> Task description:
Repeat exactly each line of the data provided below.

Input data START

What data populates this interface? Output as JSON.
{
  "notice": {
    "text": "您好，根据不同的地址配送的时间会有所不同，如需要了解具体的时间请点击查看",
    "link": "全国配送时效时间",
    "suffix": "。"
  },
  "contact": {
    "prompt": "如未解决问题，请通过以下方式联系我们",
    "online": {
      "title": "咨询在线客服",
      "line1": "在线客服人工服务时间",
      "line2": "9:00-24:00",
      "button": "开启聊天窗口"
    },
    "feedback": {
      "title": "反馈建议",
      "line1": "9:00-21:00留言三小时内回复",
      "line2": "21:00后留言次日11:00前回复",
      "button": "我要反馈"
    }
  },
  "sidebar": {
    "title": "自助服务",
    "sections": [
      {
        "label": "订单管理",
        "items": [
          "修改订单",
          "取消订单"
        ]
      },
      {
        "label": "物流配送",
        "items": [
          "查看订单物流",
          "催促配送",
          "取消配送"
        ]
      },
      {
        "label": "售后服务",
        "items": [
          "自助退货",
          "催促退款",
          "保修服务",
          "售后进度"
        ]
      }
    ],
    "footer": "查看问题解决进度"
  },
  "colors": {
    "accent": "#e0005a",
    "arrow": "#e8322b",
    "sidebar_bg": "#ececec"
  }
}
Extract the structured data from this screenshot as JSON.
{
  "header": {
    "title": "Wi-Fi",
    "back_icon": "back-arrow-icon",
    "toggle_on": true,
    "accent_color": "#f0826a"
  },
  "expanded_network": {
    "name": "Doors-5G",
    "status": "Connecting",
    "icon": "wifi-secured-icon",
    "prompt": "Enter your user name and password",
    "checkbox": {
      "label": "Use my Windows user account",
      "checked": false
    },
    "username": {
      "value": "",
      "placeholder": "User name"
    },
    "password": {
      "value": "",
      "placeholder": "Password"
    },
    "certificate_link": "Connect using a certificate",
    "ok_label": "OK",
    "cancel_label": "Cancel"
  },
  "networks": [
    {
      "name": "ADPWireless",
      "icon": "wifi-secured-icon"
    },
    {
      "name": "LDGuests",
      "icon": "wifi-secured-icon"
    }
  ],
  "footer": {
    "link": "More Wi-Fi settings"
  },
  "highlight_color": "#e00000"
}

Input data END

> Expected answer:
What data populates this interface? Output as JSON.
{
  "notice": {
    "text": "您好，根据不同的地址配送的时间会有所不同，如需要了解具体的时间请点击查看",
    "link": "全国配送时效时间",
    "suffix": "。"
  },
  "contact": {
    "prompt": "如未解决问题，请通过以下方式联系我们",
    "online": {
      "title": "咨询在线客服",
      "line1": "在线客服人工服务时间",
      "line2": "9:00-24:00",
      "button": "开启聊天窗口"
    },
    "feedback": {
      "title": "反馈建议",
      "line1": "9:00-21:00留言三小时内回复",
      "line2": "21:00后留言次日11:00前回复",
      "button": "我要反馈"
    }
  },
  "sidebar": {
    "title": "自助服务",
    "sections": [
      {
        "label": "订单管理",
        "items": [
          "修改订单",
          "取消订单"
        ]
      },
      {
        "label": "物流配送",
        "items": [
          "查看订单物流",
          "催促配送",
          "取消配送"
        ]
      },
      {
        "label": "售后服务",
        "items": [
          "自助退货",
          "催促退款",
          "保修服务",
          "售后进度"
        ]
      }
    ],
    "footer": "查看问题解决进度"
  },
  "colors": {
    "accent": "#e0005a",
    "arrow": "#e8322b",
    "sidebar_bg": "#ececec"
  }
}
Extract the structured data from this screenshot as JSON.
{
  "header": {
    "title": "Wi-Fi",
    "back_icon": "back-arrow-icon",
    "toggle_on": true,
    "accent_color": "#f0826a"
  },
  "expanded_network": {
    "name": "Doors-5G",
    "status": "Connecting",
    "icon": "wifi-secured-icon",
    "prompt": "Enter your user name and password",
    "checkbox": {
      "label": "Use my Windows user account",
      "checked": false
    },
    "username": {
      "value": "",
      "placeholder": "User name"
    },
    "password": {
      "value": "",
      "placeholder": "Password"
    },
    "certificate_link": "Connect using a certificate",
    "ok_label": "OK",
    "cancel_label": "Cancel"
  },
  "networks": [
    {
      "name": "ADPWireless",
      "icon": "wifi-secured-icon"
    },
    {
      "name": "LDGuests",
      "icon": "wifi-secured-icon"
    }
  ],
  "footer": {
    "link": "More Wi-Fi settings"
  },
  "highlight_color": "#e00000"
}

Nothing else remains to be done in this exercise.